For defense companies, the offensive against Islamic State and al-Qaeda extremists is more than a showcase for big-ticket weapons such as Lockheed’s F-22 Raptor fighter, the stealth jet that debuted in combat this week.
In its first night of airstrikes into Syria, the U.S. dropped about 200 munitions and launched 47 Raytheon-made Tomahawk cruise missiles, according to U.S. Central Command. The military also deployed Boeing’s GBU-32 Joint Direct Attack Munitions and Hellfire missiles from Bethesda, Maryland-based Lockheed, creating an opening for restocking U.S. arsenals.
The Pentagon recently authorized Waltham, Massachusetts-based Raytheon to resume assembling warheads designed to intercept intercontinental ballistic missiles, a defense against threats from countries including North Korea and Iran.
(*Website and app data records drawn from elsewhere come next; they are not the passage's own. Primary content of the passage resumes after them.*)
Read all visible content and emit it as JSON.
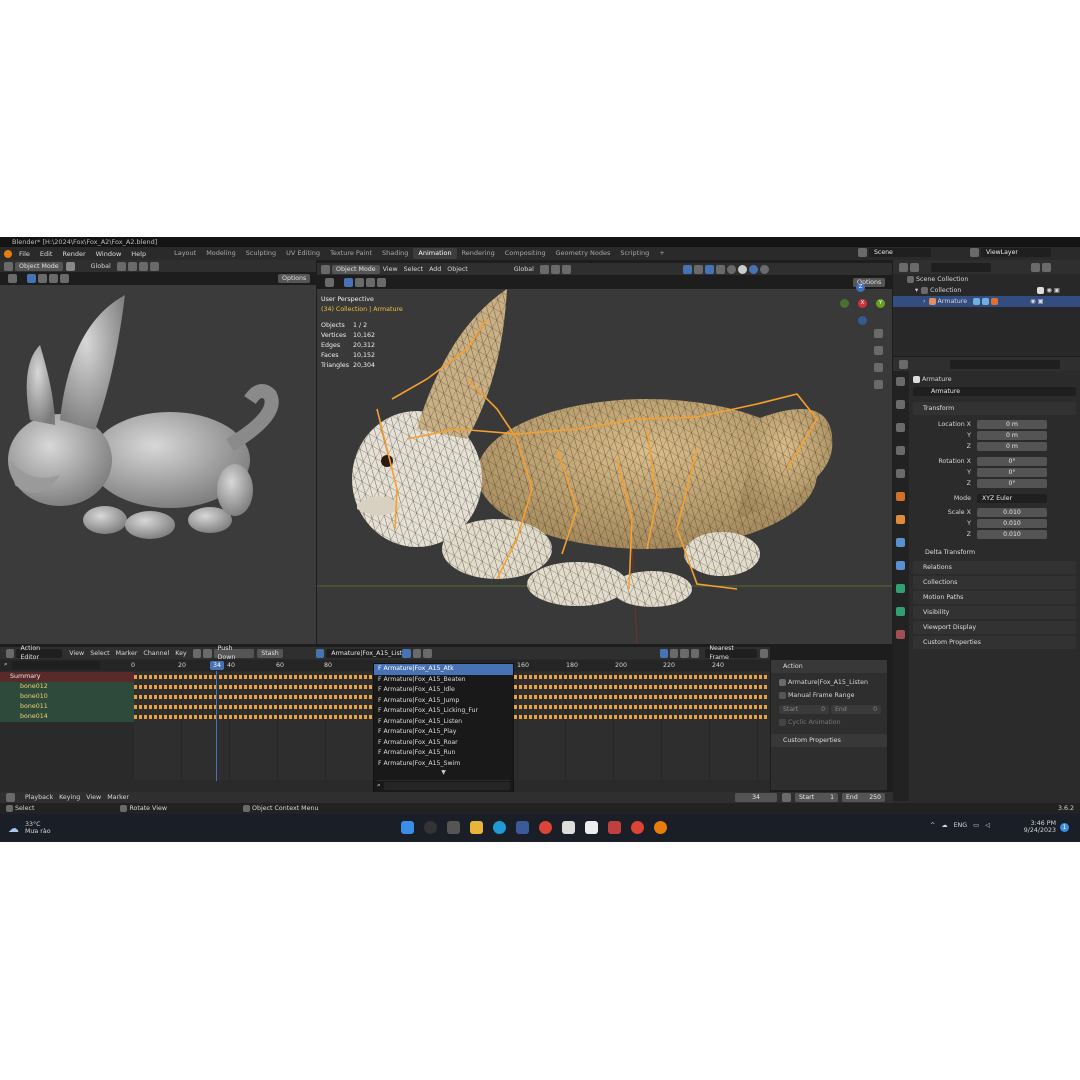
{
  "window": {
    "title": "Blender* [H:\\2024\\Fox\\Fox_A2\\Fox_A2.blend]"
  },
  "menus": [
    "File",
    "Edit",
    "Render",
    "Window",
    "Help"
  ],
  "workspaces": [
    "Layout",
    "Modeling",
    "Sculpting",
    "UV Editing",
    "Texture Paint",
    "Shading",
    "Animation",
    "Rendering",
    "Compositing",
    "Geometry Nodes",
    "Scripting"
  ],
  "active_workspace": "Animation",
  "scene": {
    "name": "Scene",
    "view_layer": "ViewLayer"
  },
  "left_viewport": {
    "mode": "Object Mode",
    "transform": "Global",
    "options": "Options"
  },
  "main_viewport": {
    "mode": "Object Mode",
    "menu": [
      "View",
      "Select",
      "Add",
      "Object"
    ],
    "transform": "Global",
    "options": "Options",
    "perspective": "User Perspective",
    "collection": "(34) Collection | Armature",
    "stats": [
      {
        "label": "Objects",
        "value": "1 / 2"
      },
      {
        "label": "Vertices",
        "value": "10,162"
      },
      {
        "label": "Edges",
        "value": "20,312"
      },
      {
        "label": "Faces",
        "value": "10,152"
      },
      {
        "label": "Triangles",
        "value": "20,304"
      }
    ],
    "gizmo": {
      "z": "Z",
      "y": "Y",
      "x": "X"
    }
  },
  "outliner": {
    "items": [
      {
        "label": "Scene Collection"
      },
      {
        "label": "Collection"
      },
      {
        "label": "Armature"
      }
    ]
  },
  "properties": {
    "object_name": "Armature",
    "object_field": "Armature",
    "transform_title": "Transform",
    "location": {
      "label": "Location X",
      "x": "0 m",
      "y": "0 m",
      "z": "0 m"
    },
    "rotation": {
      "label": "Rotation X",
      "x": "0°",
      "y": "0°",
      "z": "0°"
    },
    "mode_label": "Mode",
    "mode_value": "XYZ Euler",
    "scale": {
      "label": "Scale X",
      "x": "0.010",
      "y": "0.010",
      "z": "0.010"
    },
    "axis": {
      "y": "Y",
      "z": "Z"
    },
    "panels": [
      "Delta Transform",
      "Relations",
      "Collections",
      "Motion Paths",
      "Visibility",
      "Viewport Display",
      "Custom Properties"
    ]
  },
  "dopesheet": {
    "editor": "Action Editor",
    "menu": [
      "View",
      "Select",
      "Marker",
      "Channel",
      "Key"
    ],
    "push_down": "Push Down",
    "stash": "Stash",
    "action": "Armature|Fox_A15_Listen",
    "snap": "Nearest Frame",
    "current_frame": "34",
    "ruler": [
      "0",
      "20",
      "40",
      "60",
      "80",
      "160",
      "180",
      "200",
      "220",
      "240"
    ],
    "channels": [
      "Summary",
      "bone012",
      "bone010",
      "bone011",
      "bone014"
    ]
  },
  "action_dropdown": {
    "items": [
      "F Armature|Fox_A15_Atk",
      "F Armature|Fox_A15_Beaten",
      "F Armature|Fox_A15_Idle",
      "F Armature|Fox_A15_Jump",
      "F Armature|Fox_A15_Licking_Fur",
      "F Armature|Fox_A15_Listen",
      "F Armature|Fox_A15_Play",
      "F Armature|Fox_A15_Roar",
      "F Armature|Fox_A15_Run",
      "F Armature|Fox_A15_Swim"
    ],
    "selected_index": 0
  },
  "action_sidebar": {
    "title": "Action",
    "action_name": "Armature|Fox_A15_Listen",
    "manual_range": "Manual Frame Range",
    "start_label": "Start",
    "start_value": "0",
    "end_label": "End",
    "end_value": "0",
    "cyclic": "Cyclic Animation",
    "custom_props": "Custom Properties"
  },
  "timeline": {
    "menu": [
      "Playback",
      "Keying",
      "View",
      "Marker"
    ],
    "frame": "34",
    "start_label": "Start",
    "start": "1",
    "end_label": "End",
    "end": "250"
  },
  "statusbar": {
    "select": "Select",
    "rotate": "Rotate View",
    "context": "Object Context Menu",
    "version": "3.6.2"
  },
  "taskbar": {
    "weather_temp": "33°C",
    "weather_desc": "Mưa rào",
    "lang": "ENG",
    "time": "3:46 PM",
    "date": "9/24/2023",
    "notif": "1"
  },
  "colors": {
    "accent": "#4772b3",
    "keyframe": "#e8a040",
    "bone": "#f5a030",
    "fur": "#c9aa78"
  }
}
The program had been suspended in 2010 after failed test launches.
Global conflicts are benefiting more than just the makers of offensive weapons, according to Howard Rubel, a New York-based analyst with Jefferies LLC. He has a buy rating on DigitalGlobe Inc. (DGI), a Longmont, Colorado-based company specializing in high-resolution satellite imagery that has supplied equipment used by NATO to monitor Russian movements along the Ukraine border.
While the 2011 Budget Control act mandated about $500 billion in cuts from proposed Pentagon spending over a decade, this year’s rally in arms stocks predates the emergence of the Islamic State in the U.S. public eye. In June, the group declared a caliphate and later released video showing the beheadings of U.S. journalist James Foley and other hostages.
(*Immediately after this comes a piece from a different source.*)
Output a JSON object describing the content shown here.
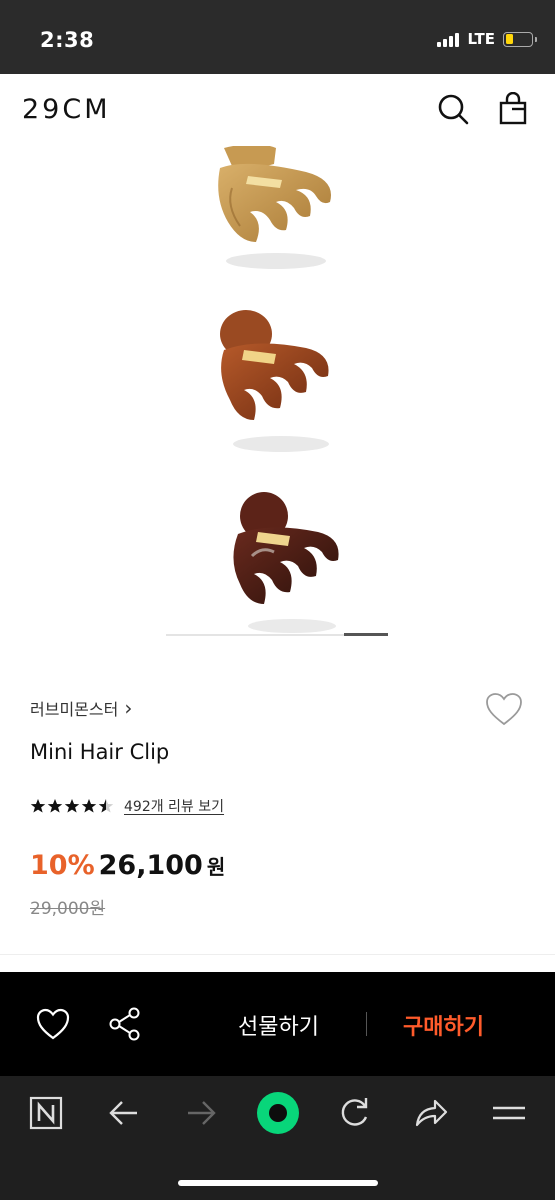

Pentagon contractors have been responding to the pullback in U.S. military budgets by shifting focus to international markets, said Philip Finnegan, director of corporate analysis at Teal Group, a Fairfax, Virginia-based consultant that tracks defense and aerospace companies.
Even with revenue at Lockheed, Raytheon, General Dynamics and Falls Church, Virginia-based Northrop down 4 percent since 2011, non-U.S. sales have climbed 9 percent during that stretch. The four companies also have pared expenses, including reducing their combined workforce since 2011 by 23,000 people, or about 6 percent, according to data compiled by Bloomberg.
The improvements to profitability, combined with investor-friendly moves such as stock buybacks, may influence share prices more than the strife in Iraq and Syria, Finnegan said.
“Clearly the world has become increasingly unstable. The question of whether that has a major impact on the defense budget is uncertain,” Finnegan said. “There may be an investor psychology that suggests that there’s going to be a large benefit to these companies. But the jury is still out.”
U.S. lawmakers including Representative Peter King, a New York Republican, have suggested that the new global threats could prompt Congress to reconsider planned reductions in defense spending.
Rubel, the Jefferies analyst, said Congress’s possible willingness to boost arms budgets “reflects some rational thinking.”
“The military is stretched and stressed and there’s risk that if we cut much further, we’ll cut into serious bone and risk national security,” Rubel said.
For the U.S. military, tensions between the North Atlantic Treaty Organization and Russia may force a rethinking of plans to reduce American deployments in Europe and postpone retirements of older fighter jets such as Lockheed’s F-16 and Boeing’s F/A 18, said Michel Merluzeau, an aerospace and defense consultant based in Kirkland, Washington.
Russia’s annexation of Crimea and intervention in eastern Ukraine has spurred European governments to reassess defense strategies, too. Germany’s Krauss-Maffei Wegmann GmbH has reported new interest in its Leopard 2 tank, a peer of the U.S. M1 Abrams from Falls Church, Virginia-based General Dynamics.
That would be a turnabout for European militaries, where armored units have dwindled in importance since the collapse of the Soviet Union more than 20 years ago.
“We haven’t seen so many territories and borders called into question since World War II,” said BMO Private Bank’s Ablin.